The study entitled the ‘UK Learning Trends Index’, the first in a regular six-month survey to be undertaken by online learning content provider GoodPractice and industry training organisation The Learning Sanctuary, revealed that 44% of respondents anticipate suffering ‘moderate’ or ‘substantial’ falls in budget over the months ahead. A further 37% also forecast staff reductions.
Nonetheless, a huge 87% believed they would still be able to meet the learning needs of their organisation effectively, 56% claimed they would have an increasing impact on corporate performance and 52% felt their status would increase as they progressively made more strategic contributions to their organisation.
Peter Casebow, GoodPractice’s chief executive, said that the research showed that L&D managers were increasingly confident about the contribution they were making and the impact on the organisation they were having.
But he added: “We would want to examine whether this growing confidence is misplaced and ask if the respondents were too optimistic about their ability to make an impact.”
The study also showed that the key focus for just under a quarter of respondents was leadership development. Next on the list was boosting professional and technical skills (11%), followed by interest in change and talent management (10%).
But Casebow said: “It is interesting to see the continued focus on leadership development within organisations, but we would question whether this is at the detriment of other learning areas and ask what would be the impact on organisational performance with such a tight focus here.”
As a result of budget cuts, meanwhile, almost two thirds of those questioned expected to rely more on informal learning approaches. Just over three quarters also expected to make more use of technologies such as e-learning or virtual delivery, while about half planned to increase their employment of social media.
A further quarter planned to cut their use of external coaches, while just under two out of five were set to reduce the amount they relied on outsourcing providers.

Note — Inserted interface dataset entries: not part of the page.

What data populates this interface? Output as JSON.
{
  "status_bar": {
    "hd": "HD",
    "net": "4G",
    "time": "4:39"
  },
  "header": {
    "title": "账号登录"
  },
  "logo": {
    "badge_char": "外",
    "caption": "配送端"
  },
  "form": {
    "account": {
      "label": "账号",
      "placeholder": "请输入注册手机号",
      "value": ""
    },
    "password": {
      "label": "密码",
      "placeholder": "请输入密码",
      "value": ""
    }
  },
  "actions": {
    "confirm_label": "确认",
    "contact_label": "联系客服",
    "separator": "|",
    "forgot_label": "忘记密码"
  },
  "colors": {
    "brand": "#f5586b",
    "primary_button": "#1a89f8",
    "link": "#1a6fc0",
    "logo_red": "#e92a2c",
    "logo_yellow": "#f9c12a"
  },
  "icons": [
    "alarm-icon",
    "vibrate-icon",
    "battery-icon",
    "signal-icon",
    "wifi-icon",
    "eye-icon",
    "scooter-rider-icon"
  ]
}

The picture was more mixed for in-house trainers, however, with 27% expecting to increase usage, 20% predicting it would drop and 53% forecasting that the current situation would remain unchanged.